Balay partners with Bahay Pag-Asa in Malabon and Navotas to promote humane treatment of children in conflict with the law
Social workers and staff who manage facilities for child offenders participated in psycho-education activities to promote their well-being and dissuade them from resorting to ill-treatment and cruel or degrading form of punishment as a way to discipline their clients.
The activities were attended separately by personnel from the Bahay Pag-Asa (“House of Hope”) juvenile centers under the auspices of the local government in Malabon and Navotas in May and in June 2019.
According to Lisa Ugay, project manager of Balay Rehabilitation Center which organized the training, care providers who interact with children in conflict with the law are vulnerable to work-related stress and burnout. The training was particularly designed to promote their self-care and sustain a relationship with their clients that is protective and respectful of the human rights of children deprived of liberty.
“Those who work in juvenile centers, notably the house parents and social workers, are constantly exposed to narratives of violence, neglect, abuse, and exploitation of so-called children in conflict with the law,” Ugay said. “This may take its toll on their psychological, emotional and physical well-being which, if left unchecked, may negatively affect their attitude and behavior towards their clients,” she added.
Among the topics discussed in the training are basic concepts on stress and trauma, their signs and how to detect them, and how to improve one’s coping abilities and resources in times of adversities.
According to Ugay, more minors are bound to end up in juvenile facilities as more children are now at risk of being apprehended by authorities following the aggressive campaign of the government to clear the streets of children who may have exploited, manipulated, or compelled to participate in criminal activities. She added that many of those children have been victims of neglect and abuse; some of whom may have even experienced some forms of violence and cruel treatment before they were turned over to the children’s facilities.
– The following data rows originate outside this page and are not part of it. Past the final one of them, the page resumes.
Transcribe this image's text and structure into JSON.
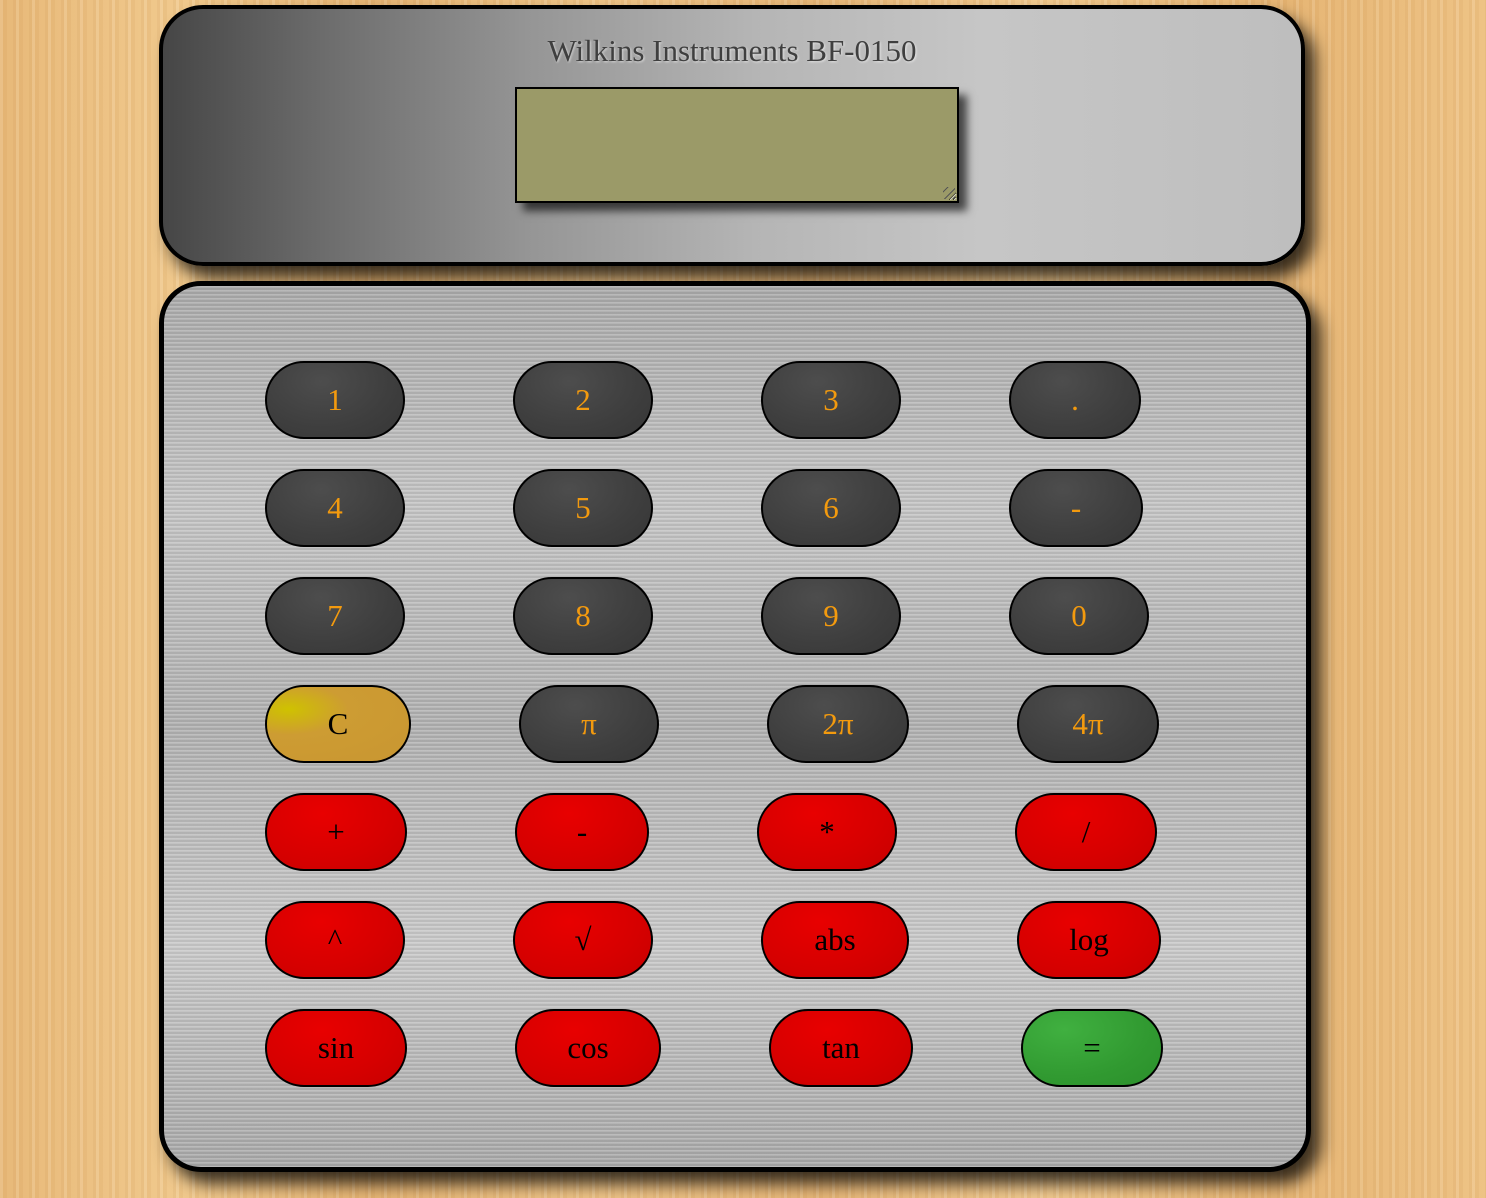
{
  "calculator": {
    "model_name": "Wilkins Instruments BF-0150",
    "display_value": ""
  },
  "colors": {
    "display_screen": "#9b9a68",
    "digit_key": "#3e3e3e",
    "digit_text": "#f39a0e",
    "function_key": "#d60000",
    "clear_key": "#cd9c33",
    "equals_key": "#319a31"
  },
  "keys": {
    "one": "1",
    "two": "2",
    "three": "3",
    "decimal": ".",
    "four": "4",
    "five": "5",
    "six": "6",
    "negative": "-",
    "seven": "7",
    "eight": "8",
    "nine": "9",
    "zero": "0",
    "clear": "C",
    "pi": "π",
    "two_pi": "2π",
    "four_pi": "4π",
    "add": "+",
    "subtract": "-",
    "multiply": "*",
    "divide": "/",
    "power": "^",
    "sqrt": "√",
    "abs": "abs",
    "log": "log",
    "sin": "sin",
    "cos": "cos",
    "tan": "tan",
    "equals": "="
  }
}
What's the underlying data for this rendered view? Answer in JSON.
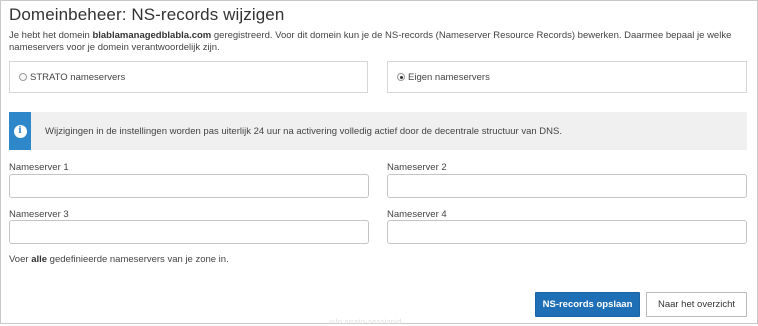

“It is imperative for social workers and staff to be ready to uphold the best interest of children held in their facilities,” Ugay said. She pointed out that protecting themselves from distress as they manage children in crisis situations is a way to promote humane treatment of children deprived of their liberty.